In my mind, either you want to upgrade What's best for the silent majority of organizations committed to Windows? to the latest software and set a date to migrate or you choose to go to a different platform. I'm sure there will be plenty of Linux or Mac readers who will cheer the latter option, but what exactly is the purpose of declaring some arbitrary date 3 years from now to upgrade to Vista? It isn't really good to have rigid OS standards anyway, which leads to absurd practices like IT departments stripping brand new computers of Windows XP w/SP2 and replacing them with an old copy of Windows 98 or Windows NT. The usual excuse for this absurd policy is that the new OS isn't tested even though Windows XP is already 4 years old?
Some of Gartner's arguments actually seem to bolster the use of Vista rather than their actual recommendation to delay the adoption of Windows Vista. They note that Vista's IE (Internet Explorer) 7.0 will have the ability to run in Reduced Privilege mode which significantly limits the damage from any potential known or unknown flaw in IE 7.0. Somehow Gartner managed to turn this in to a reason to avoid Vista.
What Gartner probably won't mention is the fact that Windows Vista will improve OS and Application load times which makes it a lot more human friendly. The other really significant feature for IT departments is the ability to cut down on the number of Vista hardware images. Windows XP typically requires a unique image for different computer models, but Windows Vista will allow you to make a Vista image for a very broad range of hardware making it easier to do "big bang" installations across heterogeneous hardware platforms. Vista Enterprise edition also comes with Virtual PC which allows you to run an older OS for legacy applications or a sandbox for testing software. For those who don't have the Enterprise edition of Vista, they can use the free VMWare Player to run legacy applications.
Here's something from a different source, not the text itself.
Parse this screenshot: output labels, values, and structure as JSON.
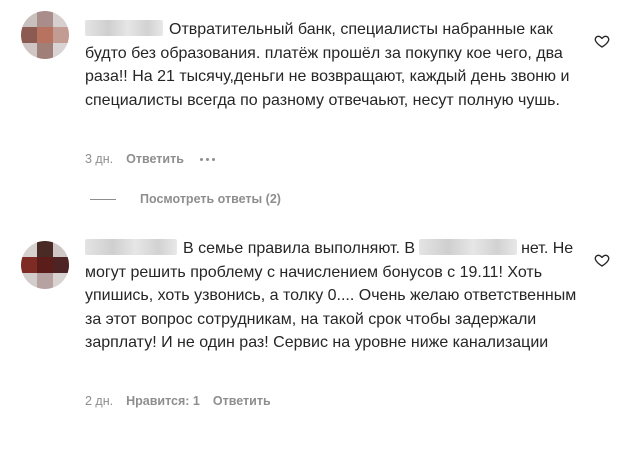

There will always be detractors of any Windows operating system and I'm sure they're going to show up in droves to flame me
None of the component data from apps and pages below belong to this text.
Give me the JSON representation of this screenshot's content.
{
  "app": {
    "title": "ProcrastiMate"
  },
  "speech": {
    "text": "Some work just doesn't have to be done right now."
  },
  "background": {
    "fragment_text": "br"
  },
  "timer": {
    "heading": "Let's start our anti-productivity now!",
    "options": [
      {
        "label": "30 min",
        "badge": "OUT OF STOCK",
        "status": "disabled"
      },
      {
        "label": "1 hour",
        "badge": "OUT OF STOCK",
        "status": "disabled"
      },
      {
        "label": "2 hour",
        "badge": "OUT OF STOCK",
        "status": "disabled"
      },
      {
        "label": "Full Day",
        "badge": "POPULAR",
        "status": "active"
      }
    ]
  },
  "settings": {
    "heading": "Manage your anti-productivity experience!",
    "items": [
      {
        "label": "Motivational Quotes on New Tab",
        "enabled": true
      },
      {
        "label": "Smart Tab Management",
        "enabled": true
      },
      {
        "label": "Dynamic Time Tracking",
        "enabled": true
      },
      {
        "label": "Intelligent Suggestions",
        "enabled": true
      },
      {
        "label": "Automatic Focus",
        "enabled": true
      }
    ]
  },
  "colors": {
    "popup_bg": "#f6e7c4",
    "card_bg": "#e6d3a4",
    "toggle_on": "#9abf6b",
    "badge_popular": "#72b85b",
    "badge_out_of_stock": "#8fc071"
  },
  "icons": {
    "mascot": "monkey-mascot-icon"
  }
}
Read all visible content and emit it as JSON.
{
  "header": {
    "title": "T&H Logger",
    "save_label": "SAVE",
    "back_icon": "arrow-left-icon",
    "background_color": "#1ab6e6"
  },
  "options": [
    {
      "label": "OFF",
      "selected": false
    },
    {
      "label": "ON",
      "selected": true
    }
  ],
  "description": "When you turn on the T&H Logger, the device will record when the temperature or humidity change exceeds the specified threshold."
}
but this blog really isn't for them [John made a good point that this was a bad choice of words on my part and I apologize. It wasn't my intention to lock anyone out of the debate.] The question is what's best for the silent majority of organizations who are committed to Windows and what's best for them. Microsoft Vista delivers better performance, better security, and better image management. Any one of those three benefits alone are compelling reasons to migrate.